▸ Instructions to follow: Could the entries below be retyped exactly and in full?

-- Data to examine follows --

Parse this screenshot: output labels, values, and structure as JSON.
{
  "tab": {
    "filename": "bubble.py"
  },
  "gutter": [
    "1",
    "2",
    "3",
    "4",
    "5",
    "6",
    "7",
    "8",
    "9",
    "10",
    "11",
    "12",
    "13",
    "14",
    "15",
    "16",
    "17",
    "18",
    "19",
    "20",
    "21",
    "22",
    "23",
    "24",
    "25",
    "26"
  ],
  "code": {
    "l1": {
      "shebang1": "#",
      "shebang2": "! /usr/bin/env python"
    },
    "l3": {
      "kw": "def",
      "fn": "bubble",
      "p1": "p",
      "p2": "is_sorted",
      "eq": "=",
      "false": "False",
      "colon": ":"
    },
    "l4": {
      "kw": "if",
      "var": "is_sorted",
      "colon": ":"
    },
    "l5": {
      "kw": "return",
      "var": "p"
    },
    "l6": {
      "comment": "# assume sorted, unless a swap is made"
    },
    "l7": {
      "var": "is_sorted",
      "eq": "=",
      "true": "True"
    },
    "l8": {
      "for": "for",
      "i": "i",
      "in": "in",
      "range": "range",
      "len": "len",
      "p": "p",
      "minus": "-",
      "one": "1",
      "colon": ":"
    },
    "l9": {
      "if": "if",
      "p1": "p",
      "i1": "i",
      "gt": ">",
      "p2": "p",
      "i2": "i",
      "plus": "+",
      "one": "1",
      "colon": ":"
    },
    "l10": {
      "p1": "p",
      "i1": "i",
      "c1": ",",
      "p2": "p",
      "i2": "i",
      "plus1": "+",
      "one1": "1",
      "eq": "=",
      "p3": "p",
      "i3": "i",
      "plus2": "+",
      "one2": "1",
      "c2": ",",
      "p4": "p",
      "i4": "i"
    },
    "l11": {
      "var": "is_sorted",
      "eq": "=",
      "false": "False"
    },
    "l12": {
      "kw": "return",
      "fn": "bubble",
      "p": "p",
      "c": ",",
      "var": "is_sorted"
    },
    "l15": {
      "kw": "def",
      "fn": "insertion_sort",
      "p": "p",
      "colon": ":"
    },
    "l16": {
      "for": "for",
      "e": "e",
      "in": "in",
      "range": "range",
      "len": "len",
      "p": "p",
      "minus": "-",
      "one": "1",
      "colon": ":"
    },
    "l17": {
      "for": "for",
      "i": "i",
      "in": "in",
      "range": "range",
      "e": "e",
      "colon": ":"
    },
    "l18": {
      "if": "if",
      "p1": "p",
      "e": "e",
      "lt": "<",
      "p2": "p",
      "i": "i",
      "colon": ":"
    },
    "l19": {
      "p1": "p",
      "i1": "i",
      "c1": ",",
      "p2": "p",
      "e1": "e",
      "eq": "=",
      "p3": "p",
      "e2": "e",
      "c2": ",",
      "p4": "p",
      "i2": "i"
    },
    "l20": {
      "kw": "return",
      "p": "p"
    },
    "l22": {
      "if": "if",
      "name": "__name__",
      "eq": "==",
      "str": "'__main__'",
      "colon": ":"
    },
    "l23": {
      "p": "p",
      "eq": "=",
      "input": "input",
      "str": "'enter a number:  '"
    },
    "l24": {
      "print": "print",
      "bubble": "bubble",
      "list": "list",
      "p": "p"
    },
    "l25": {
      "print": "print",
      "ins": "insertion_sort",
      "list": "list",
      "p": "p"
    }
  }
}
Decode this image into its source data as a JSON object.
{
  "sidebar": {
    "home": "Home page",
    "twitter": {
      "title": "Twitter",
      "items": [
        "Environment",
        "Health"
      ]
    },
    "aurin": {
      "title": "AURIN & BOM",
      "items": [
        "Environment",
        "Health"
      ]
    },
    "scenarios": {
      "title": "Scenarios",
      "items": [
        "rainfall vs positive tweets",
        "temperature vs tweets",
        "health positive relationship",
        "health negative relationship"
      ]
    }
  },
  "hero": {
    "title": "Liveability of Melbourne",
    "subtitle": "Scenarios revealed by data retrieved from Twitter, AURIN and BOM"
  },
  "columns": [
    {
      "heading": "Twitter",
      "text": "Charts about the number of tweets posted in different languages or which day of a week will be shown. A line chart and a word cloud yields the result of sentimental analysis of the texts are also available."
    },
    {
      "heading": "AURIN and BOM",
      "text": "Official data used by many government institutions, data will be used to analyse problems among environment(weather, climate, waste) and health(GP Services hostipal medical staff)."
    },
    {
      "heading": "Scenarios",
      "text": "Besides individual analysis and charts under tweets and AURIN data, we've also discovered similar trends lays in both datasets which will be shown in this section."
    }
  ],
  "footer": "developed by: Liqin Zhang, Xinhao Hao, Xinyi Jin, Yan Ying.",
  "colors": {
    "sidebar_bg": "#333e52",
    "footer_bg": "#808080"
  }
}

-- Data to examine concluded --

▸ Result:
Parse this screenshot: output labels, values, and structure as JSON.
{
  "tab": {
    "filename": "bubble.py"
  },
  "gutter": [
    "1",
    "2",
    "3",
    "4",
    "5",
    "6",
    "7",
    "8",
    "9",
    "10",
    "11",
    "12",
    "13",
    "14",
    "15",
    "16",
    "17",
    "18",
    "19",
    "20",
    "21",
    "22",
    "23",
    "24",
    "25",
    "26"
  ],
  "code": {
    "l1": {
      "shebang1": "#",
      "shebang2": "! /usr/bin/env python"
    },
    "l3": {
      "kw": "def",
      "fn": "bubble",
      "p1": "p",
      "p2": "is_sorted",
      "eq": "=",
      "false": "False",
      "colon": ":"
    },
    "l4": {
      "kw": "if",
      "var": "is_sorted",
      "colon": ":"
    },
    "l5": {
      "kw": "return",
      "var": "p"
    },
    "l6": {
      "comment": "# assume sorted, unless a swap is made"
    },
    "l7": {
      "var": "is_sorted",
      "eq": "=",
      "true": "True"
    },
    "l8": {
      "for": "for",
      "i": "i",
      "in": "in",
      "range": "range",
      "len": "len",
      "p": "p",
      "minus": "-",
      "one": "1",
      "colon": ":"
    },
    "l9": {
      "if": "if",
      "p1": "p",
      "i1": "i",
      "gt": ">",
      "p2": "p",
      "i2": "i",
      "plus": "+",
      "one": "1",
      "colon": ":"
    },
    "l10": {
      "p1": "p",
      "i1": "i",
      "c1": ",",
      "p2": "p",
      "i2": "i",
      "plus1": "+",
      "one1": "1",
      "eq": "=",
      "p3": "p",
      "i3": "i",
      "plus2": "+",
      "one2": "1",
      "c2": ",",
      "p4": "p",
      "i4": "i"
    },
    "l11": {
      "var": "is_sorted",
      "eq": "=",
      "false": "False"
    },
    "l12": {
      "kw": "return",
      "fn": "bubble",
      "p": "p",
      "c": ",",
      "var": "is_sorted"
    },
    "l15": {
      "kw": "def",
      "fn": "insertion_sort",
      "p": "p",
      "colon": ":"
    },
    "l16": {
      "for": "for",
      "e": "e",
      "in": "in",
      "range": "range",
      "len": "len",
      "p": "p",
      "minus": "-",
      "one": "1",
      "colon": ":"
    },
    "l17": {
      "for": "for",
      "i": "i",
      "in": "in",
      "range": "range",
      "e": "e",
      "colon": ":"
    },
    "l18": {
      "if": "if",
      "p1": "p",
      "e": "e",
      "lt": "<",
      "p2": "p",
      "i": "i",
      "colon": ":"
    },
    "l19": {
      "p1": "p",
      "i1": "i",
      "c1": ",",
      "p2": "p",
      "e1": "e",
      "eq": "=",
      "p3": "p",
      "e2": "e",
      "c2": ",",
      "p4": "p",
      "i2": "i"
    },
    "l20": {
      "kw": "return",
      "p": "p"
    },
    "l22": {
      "if": "if",
      "name": "__name__",
      "eq": "==",
      "str": "'__main__'",
      "colon": ":"
    },
    "l23": {
      "p": "p",
      "eq": "=",
      "input": "input",
      "str": "'enter a number:  '"
    },
    "l24": {
      "print": "print",
      "bubble": "bubble",
      "list": "list",
      "p": "p"
    },
    "l25": {
      "print": "print",
      "ins": "insertion_sort",
      "list": "list",
      "p": "p"
    }
  }
}
Decode this image into its source data as a JSON object.
{
  "sidebar": {
    "home": "Home page",
    "twitter": {
      "title": "Twitter",
      "items": [
        "Environment",
        "Health"
      ]
    },
    "aurin": {
      "title": "AURIN & BOM",
      "items": [
        "Environment",
        "Health"
      ]
    },
    "scenarios": {
      "title": "Scenarios",
      "items": [
        "rainfall vs positive tweets",
        "temperature vs tweets",
        "health positive relationship",
        "health negative relationship"
      ]
    }
  },
  "hero": {
    "title": "Liveability of Melbourne",
    "subtitle": "Scenarios revealed by data retrieved from Twitter, AURIN and BOM"
  },
  "columns": [
    {
      "heading": "Twitter",
      "text": "Charts about the number of tweets posted in different languages or which day of a week will be shown. A line chart and a word cloud yields the result of sentimental analysis of the texts are also available."
    },
    {
      "heading": "AURIN and BOM",
      "text": "Official data used by many government institutions, data will be used to analyse problems among environment(weather, climate, waste) and health(GP Services hostipal medical staff)."
    },
    {
      "heading": "Scenarios",
      "text": "Besides individual analysis and charts under tweets and AURIN data, we've also discovered similar trends lays in both datasets which will be shown in this section."
    }
  ],
  "footer": "developed by: Liqin Zhang, Xinhao Hao, Xinyi Jin, Yan Ying.",
  "colors": {
    "sidebar_bg": "#333e52",
    "footer_bg": "#808080"
  }
}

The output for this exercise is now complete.